Your instructions>
Every entry needs to be duplicated exactly.
━━━━━━━━━━━━━━━━
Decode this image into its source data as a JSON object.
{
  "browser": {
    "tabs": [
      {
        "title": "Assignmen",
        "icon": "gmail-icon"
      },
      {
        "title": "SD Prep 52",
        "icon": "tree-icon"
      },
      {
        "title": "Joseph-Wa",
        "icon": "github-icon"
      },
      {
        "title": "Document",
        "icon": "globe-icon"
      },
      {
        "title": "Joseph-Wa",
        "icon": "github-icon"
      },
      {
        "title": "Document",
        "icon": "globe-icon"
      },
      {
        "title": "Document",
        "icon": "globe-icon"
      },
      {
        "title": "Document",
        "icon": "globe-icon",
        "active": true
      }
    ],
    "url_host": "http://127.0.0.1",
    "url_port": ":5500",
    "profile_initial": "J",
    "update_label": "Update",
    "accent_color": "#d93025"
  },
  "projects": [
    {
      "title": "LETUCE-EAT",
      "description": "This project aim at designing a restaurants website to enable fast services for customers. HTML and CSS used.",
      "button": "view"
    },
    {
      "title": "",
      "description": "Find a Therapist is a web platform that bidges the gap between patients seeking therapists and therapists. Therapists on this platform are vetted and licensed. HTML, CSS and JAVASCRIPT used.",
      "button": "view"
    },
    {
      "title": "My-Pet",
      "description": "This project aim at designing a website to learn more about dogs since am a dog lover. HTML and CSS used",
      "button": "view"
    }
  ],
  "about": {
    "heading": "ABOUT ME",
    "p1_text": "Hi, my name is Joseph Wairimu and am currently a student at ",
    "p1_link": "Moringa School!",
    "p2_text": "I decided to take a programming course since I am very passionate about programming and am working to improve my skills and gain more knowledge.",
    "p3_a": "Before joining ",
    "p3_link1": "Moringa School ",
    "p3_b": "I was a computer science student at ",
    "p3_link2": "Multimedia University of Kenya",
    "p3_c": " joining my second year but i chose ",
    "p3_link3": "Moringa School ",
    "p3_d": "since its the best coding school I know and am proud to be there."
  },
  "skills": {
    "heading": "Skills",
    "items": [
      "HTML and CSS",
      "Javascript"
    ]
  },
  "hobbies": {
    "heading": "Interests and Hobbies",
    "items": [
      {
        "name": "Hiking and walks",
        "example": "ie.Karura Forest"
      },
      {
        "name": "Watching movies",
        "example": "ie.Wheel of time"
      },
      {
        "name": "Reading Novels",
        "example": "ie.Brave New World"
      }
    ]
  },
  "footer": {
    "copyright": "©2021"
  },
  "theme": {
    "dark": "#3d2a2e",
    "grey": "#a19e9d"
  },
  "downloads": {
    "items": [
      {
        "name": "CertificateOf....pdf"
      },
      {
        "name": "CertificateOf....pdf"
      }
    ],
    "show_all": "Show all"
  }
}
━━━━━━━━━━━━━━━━
Result of this exercise>
Decode this image into its source data as a JSON object.
{
  "browser": {
    "tabs": [
      {
        "title": "Assignmen",
        "icon": "gmail-icon"
      },
      {
        "title": "SD Prep 52",
        "icon": "tree-icon"
      },
      {
        "title": "Joseph-Wa",
        "icon": "github-icon"
      },
      {
        "title": "Document",
        "icon": "globe-icon"
      },
      {
        "title": "Joseph-Wa",
        "icon": "github-icon"
      },
      {
        "title": "Document",
        "icon": "globe-icon"
      },
      {
        "title": "Document",
        "icon": "globe-icon"
      },
      {
        "title": "Document",
        "icon": "globe-icon",
        "active": true
      }
    ],
    "url_host": "http://127.0.0.1",
    "url_port": ":5500",
    "profile_initial": "J",
    "update_label": "Update",
    "accent_color": "#d93025"
  },
  "projects": [
    {
      "title": "LETUCE-EAT",
      "description": "This project aim at designing a restaurants website to enable fast services for customers. HTML and CSS used.",
      "button": "view"
    },
    {
      "title": "",
      "description": "Find a Therapist is a web platform that bidges the gap between patients seeking therapists and therapists. Therapists on this platform are vetted and licensed. HTML, CSS and JAVASCRIPT used.",
      "button": "view"
    },
    {
      "title": "My-Pet",
      "description": "This project aim at designing a website to learn more about dogs since am a dog lover. HTML and CSS used",
      "button": "view"
    }
  ],
  "about": {
    "heading": "ABOUT ME",
    "p1_text": "Hi, my name is Joseph Wairimu and am currently a student at ",
    "p1_link": "Moringa School!",
    "p2_text": "I decided to take a programming course since I am very passionate about programming and am working to improve my skills and gain more knowledge.",
    "p3_a": "Before joining ",
    "p3_link1": "Moringa School ",
    "p3_b": "I was a computer science student at ",
    "p3_link2": "Multimedia University of Kenya",
    "p3_c": " joining my second year but i chose ",
    "p3_link3": "Moringa School ",
    "p3_d": "since its the best coding school I know and am proud to be there."
  },
  "skills": {
    "heading": "Skills",
    "items": [
      "HTML and CSS",
      "Javascript"
    ]
  },
  "hobbies": {
    "heading": "Interests and Hobbies",
    "items": [
      {
        "name": "Hiking and walks",
        "example": "ie.Karura Forest"
      },
      {
        "name": "Watching movies",
        "example": "ie.Wheel of time"
      },
      {
        "name": "Reading Novels",
        "example": "ie.Brave New World"
      }
    ]
  },
  "footer": {
    "copyright": "©2021"
  },
  "theme": {
    "dark": "#3d2a2e",
    "grey": "#a19e9d"
  },
  "downloads": {
    "items": [
      {
        "name": "CertificateOf....pdf"
      },
      {
        "name": "CertificateOf....pdf"
      }
    ],
    "show_all": "Show all"
  }
}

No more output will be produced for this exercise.